- _EXERCISE INPUTS_:
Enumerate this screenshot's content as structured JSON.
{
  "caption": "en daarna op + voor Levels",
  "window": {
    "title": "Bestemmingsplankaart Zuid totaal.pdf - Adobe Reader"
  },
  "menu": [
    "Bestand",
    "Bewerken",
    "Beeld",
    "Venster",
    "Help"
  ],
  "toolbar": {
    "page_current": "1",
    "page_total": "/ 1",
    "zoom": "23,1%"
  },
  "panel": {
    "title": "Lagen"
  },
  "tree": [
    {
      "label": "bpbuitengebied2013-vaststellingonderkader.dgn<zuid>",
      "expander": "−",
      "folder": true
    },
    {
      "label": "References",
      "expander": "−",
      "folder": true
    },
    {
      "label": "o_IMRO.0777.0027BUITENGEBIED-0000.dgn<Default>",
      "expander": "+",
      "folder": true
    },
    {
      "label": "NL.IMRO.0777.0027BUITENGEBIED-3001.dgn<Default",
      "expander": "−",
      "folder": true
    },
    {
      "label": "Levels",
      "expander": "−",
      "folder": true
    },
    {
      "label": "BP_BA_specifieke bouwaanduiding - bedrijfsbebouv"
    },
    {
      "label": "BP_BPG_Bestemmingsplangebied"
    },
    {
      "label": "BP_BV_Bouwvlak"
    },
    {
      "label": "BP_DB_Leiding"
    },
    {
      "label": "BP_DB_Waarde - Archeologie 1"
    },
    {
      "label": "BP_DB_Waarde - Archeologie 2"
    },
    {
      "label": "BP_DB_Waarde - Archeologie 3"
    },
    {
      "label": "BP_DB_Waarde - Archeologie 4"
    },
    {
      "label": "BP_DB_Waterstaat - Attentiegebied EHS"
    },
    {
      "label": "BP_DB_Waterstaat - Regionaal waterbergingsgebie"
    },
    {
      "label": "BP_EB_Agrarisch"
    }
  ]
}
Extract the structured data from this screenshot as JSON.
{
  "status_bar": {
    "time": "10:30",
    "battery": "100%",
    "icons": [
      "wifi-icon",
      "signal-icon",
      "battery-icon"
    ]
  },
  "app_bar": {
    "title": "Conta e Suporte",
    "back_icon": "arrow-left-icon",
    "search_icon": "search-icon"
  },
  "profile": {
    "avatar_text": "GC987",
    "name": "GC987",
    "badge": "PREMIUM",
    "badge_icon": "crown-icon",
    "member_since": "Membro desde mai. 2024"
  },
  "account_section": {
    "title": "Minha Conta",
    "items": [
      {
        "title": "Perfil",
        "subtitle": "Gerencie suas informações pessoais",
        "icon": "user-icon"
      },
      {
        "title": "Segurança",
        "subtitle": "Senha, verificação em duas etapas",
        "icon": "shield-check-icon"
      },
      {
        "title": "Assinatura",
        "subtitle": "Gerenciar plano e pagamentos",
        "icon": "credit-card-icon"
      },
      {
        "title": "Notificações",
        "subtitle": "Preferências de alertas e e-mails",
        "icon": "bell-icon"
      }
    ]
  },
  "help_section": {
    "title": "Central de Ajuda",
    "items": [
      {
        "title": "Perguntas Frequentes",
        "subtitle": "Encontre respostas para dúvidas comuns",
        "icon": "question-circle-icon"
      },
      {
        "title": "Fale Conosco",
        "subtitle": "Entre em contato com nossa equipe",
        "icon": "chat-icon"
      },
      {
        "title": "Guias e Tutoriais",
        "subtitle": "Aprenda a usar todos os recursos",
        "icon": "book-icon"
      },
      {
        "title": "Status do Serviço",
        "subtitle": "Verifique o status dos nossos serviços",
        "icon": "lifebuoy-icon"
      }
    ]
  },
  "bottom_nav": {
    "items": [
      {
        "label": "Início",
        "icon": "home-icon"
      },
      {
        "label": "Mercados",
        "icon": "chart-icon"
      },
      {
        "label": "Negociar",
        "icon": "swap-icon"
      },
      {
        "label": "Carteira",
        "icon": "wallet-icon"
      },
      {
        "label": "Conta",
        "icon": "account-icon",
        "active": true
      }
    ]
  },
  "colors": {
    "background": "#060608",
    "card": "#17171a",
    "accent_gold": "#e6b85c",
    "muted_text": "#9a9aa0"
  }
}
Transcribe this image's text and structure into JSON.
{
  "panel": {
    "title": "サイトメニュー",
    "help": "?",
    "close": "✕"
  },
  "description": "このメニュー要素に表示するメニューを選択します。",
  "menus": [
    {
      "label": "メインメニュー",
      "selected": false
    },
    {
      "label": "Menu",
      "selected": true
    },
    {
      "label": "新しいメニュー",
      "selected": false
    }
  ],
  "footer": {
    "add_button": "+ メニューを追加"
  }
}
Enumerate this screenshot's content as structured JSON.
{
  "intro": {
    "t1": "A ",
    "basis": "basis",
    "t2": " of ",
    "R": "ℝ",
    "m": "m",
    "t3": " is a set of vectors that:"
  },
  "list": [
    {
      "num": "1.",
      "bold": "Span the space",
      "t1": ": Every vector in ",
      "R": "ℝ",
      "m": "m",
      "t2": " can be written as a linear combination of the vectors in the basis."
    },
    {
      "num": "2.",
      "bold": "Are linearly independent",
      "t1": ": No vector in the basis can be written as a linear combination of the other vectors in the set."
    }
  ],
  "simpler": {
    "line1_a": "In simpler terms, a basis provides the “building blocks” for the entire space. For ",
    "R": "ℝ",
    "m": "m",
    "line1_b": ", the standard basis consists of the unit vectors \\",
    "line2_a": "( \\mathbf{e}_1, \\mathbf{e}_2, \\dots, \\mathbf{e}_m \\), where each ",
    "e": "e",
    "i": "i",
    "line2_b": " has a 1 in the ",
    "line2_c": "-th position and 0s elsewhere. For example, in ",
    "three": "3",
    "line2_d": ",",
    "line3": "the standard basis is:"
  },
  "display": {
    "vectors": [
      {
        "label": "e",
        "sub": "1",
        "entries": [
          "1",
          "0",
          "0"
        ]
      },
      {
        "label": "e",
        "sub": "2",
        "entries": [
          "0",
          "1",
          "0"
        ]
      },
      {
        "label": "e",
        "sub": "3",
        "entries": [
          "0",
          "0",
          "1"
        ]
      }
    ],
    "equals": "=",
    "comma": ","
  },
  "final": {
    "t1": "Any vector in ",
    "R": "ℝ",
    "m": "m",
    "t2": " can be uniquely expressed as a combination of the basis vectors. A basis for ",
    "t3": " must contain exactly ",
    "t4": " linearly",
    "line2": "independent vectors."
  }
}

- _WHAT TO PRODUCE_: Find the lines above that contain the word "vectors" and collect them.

- _EXERCISE RESPONSE_:
    "t3": " is a set of vectors that:"
      "t2": " can be written as a linear combination of the vectors in the basis."
      "t1": ": No vector in the basis can be written as a linear combination of the other vectors in the set."
    "line1_b": ", the standard basis consists of the unit vectors \\",
    "vectors": [
    "t2": " can be uniquely expressed as a combination of the basis vectors. A basis for ",
    "line2": "independent vectors."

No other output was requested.